Fourth: While the tree area is still damp, mix burnt sienna with a purple (thalo blue and permanent rose) and paint in some branches. The paint needs to be fairly thick, more actual paint and less water, so it will stay where you put it with only some soft spreading.
Results: This method will leave you with a tree that has lots of random areas, mixes of color, appearing and disappearing branches, hard and soft edges. That may be all you need for a great painting, but next we’ll look at combining these skills with darker values for even more realism.
Washing Off Is A (Useful) Skill
Would you practice painting more if it were free?
For me, learning to paint involved A LOT of practice. Often I would rinse the day’s efforts under the sink. This would leave a ghost image of my composition, so I could have another go without using new paper or redrawing the scene, or use the paper for my next project. As my painting skills slowly improved, I also got good at washing paint off.
I could wash off the whole thing or just one problem area. I found I liked the soft edges that washing off left and I started lifting simple shapes with stencils instead of masking them or trying to paint around them.
Washing off led me to be fearless in painting, use more paint for bolder compositions and be more creative in adapting my compositions to the happy accidents that can be the best part of a watercolor painting.
NOTE: This works with cold pressed watercolor paper (140 lb. Arches). Other types and brands of paper may have different results.
Washing Off The Entire Painting
Stick your painting under the running water in a sink.
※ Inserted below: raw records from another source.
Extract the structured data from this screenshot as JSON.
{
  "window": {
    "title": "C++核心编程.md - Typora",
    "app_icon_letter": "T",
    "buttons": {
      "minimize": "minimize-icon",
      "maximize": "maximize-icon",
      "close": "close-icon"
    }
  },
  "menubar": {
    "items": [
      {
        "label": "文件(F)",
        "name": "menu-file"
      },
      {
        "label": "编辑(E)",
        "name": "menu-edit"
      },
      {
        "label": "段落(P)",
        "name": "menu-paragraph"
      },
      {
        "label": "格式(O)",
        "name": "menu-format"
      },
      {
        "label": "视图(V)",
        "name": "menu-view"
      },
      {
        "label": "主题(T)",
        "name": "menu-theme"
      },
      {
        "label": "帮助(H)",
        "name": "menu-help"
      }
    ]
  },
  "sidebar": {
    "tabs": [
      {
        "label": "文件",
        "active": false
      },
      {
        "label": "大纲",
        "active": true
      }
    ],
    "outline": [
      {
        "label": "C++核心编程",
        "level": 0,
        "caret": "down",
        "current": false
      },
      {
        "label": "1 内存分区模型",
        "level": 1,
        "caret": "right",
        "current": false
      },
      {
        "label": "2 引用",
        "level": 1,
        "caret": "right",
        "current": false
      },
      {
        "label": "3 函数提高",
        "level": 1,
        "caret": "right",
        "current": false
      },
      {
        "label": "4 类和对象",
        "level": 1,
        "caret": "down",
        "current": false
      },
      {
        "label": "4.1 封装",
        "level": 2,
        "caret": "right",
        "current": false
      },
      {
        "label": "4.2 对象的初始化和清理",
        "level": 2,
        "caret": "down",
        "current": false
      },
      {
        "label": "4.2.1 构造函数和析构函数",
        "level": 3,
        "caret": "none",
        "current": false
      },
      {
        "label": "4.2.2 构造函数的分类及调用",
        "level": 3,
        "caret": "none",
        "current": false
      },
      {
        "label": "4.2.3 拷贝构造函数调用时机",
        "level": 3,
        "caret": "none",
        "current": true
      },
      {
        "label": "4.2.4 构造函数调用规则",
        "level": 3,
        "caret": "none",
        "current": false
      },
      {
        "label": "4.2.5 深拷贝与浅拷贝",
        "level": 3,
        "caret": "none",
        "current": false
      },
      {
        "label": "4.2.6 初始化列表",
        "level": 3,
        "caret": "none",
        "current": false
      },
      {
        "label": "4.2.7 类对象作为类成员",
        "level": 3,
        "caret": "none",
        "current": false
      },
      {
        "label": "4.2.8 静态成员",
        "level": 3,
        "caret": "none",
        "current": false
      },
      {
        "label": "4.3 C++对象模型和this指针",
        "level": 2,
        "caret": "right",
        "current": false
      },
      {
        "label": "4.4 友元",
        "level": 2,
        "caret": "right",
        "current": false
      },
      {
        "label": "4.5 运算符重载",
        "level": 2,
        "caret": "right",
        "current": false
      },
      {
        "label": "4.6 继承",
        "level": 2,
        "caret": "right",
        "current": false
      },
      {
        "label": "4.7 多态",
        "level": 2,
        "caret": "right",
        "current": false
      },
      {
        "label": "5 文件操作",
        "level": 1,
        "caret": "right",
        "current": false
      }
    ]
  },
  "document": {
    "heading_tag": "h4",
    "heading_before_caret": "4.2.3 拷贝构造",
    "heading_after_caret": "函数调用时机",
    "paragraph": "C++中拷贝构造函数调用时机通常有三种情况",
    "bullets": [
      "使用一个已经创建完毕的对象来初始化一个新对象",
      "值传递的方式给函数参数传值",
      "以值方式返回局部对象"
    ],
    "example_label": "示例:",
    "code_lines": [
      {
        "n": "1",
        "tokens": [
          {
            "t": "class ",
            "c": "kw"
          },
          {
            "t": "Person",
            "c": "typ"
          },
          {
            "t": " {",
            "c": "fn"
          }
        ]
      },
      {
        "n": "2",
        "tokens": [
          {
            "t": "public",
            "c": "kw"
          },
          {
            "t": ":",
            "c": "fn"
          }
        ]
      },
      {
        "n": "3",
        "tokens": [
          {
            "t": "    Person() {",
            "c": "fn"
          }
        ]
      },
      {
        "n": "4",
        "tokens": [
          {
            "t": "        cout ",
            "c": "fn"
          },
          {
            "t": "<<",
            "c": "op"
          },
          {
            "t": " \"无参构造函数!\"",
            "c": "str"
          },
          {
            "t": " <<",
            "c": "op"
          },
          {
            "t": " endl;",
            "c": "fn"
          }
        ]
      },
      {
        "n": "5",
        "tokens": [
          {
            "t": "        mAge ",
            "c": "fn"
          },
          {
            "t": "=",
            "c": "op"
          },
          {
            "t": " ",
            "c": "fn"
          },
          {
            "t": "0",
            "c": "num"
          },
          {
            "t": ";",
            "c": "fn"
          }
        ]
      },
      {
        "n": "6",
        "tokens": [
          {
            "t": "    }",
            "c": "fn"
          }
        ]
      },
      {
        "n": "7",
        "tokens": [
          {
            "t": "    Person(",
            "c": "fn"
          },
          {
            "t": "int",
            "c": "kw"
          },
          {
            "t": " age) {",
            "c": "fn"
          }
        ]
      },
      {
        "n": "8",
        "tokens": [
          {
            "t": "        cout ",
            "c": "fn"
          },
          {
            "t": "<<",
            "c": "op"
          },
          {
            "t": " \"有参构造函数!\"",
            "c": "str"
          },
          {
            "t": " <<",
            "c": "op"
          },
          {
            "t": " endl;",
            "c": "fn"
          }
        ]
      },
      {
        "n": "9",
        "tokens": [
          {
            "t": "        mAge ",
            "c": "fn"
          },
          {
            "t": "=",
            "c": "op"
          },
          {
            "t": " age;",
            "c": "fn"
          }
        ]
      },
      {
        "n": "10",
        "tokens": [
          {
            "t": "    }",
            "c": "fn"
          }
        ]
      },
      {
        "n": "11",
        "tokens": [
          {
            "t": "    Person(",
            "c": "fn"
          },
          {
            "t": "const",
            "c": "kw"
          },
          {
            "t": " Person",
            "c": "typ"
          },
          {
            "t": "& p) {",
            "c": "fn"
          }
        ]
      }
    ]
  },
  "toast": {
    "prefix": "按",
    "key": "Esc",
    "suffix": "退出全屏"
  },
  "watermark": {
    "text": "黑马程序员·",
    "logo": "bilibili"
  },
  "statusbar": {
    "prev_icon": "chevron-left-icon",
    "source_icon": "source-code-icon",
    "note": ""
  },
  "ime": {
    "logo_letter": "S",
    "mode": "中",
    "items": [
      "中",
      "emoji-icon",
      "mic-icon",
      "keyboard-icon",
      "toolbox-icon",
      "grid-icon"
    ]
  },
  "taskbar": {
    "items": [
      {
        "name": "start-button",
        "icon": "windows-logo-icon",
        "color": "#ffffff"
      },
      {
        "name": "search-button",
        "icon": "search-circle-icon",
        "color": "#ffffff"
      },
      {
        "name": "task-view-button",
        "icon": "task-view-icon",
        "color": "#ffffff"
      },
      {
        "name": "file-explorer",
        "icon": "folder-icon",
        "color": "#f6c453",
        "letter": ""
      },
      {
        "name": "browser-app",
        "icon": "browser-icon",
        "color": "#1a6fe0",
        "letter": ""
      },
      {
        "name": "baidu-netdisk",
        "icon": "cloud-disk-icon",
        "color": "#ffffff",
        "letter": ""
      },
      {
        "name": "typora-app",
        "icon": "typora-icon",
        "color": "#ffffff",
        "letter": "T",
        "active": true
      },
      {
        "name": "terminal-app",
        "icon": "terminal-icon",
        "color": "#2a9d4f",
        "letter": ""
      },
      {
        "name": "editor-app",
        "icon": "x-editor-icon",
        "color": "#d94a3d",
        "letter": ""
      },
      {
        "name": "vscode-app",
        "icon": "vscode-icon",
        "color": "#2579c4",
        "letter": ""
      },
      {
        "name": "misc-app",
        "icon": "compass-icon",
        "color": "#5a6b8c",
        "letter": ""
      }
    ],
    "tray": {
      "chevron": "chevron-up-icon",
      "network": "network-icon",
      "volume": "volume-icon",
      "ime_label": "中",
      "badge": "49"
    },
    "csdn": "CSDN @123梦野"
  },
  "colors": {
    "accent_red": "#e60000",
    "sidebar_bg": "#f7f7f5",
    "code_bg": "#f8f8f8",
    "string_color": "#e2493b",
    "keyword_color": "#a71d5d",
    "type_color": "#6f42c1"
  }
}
It is easier if you can lay it on a firm surface. (I used a piece of gator board in the video.) Wet Mr. Clean’s Magic Eraser and gently rub the surface of your painting. When you pick up paint on the eraser sponge, rinse it out and repeat. Don’t rub lifted paint back into your paper. Don’t rub hard enough to damage the surface of the paper. If you only want to wash off a section of the painting, only rub that area and don’t leave the part you want to keep under water very long or some of the paint might lift.
Lifting With A Stencil
You can make your own stencils by drawing or tracing your outline on an old photograph or any other surface that is firm enough to make a stencil, then carefully cutting it out with a utility knife or sharp scissors. Hold the stencil in place or tape it so that it doesn’t slip. Rub the area with a damp Mr. Clean’s Magic Eraser, lifting the paint.
To improve your painting skills, you need to practice what you’re not good at. Being able to reuse paper can help you practice more. Washing off and lifting are valuable skills to add to your toolbox of watercolor techniques.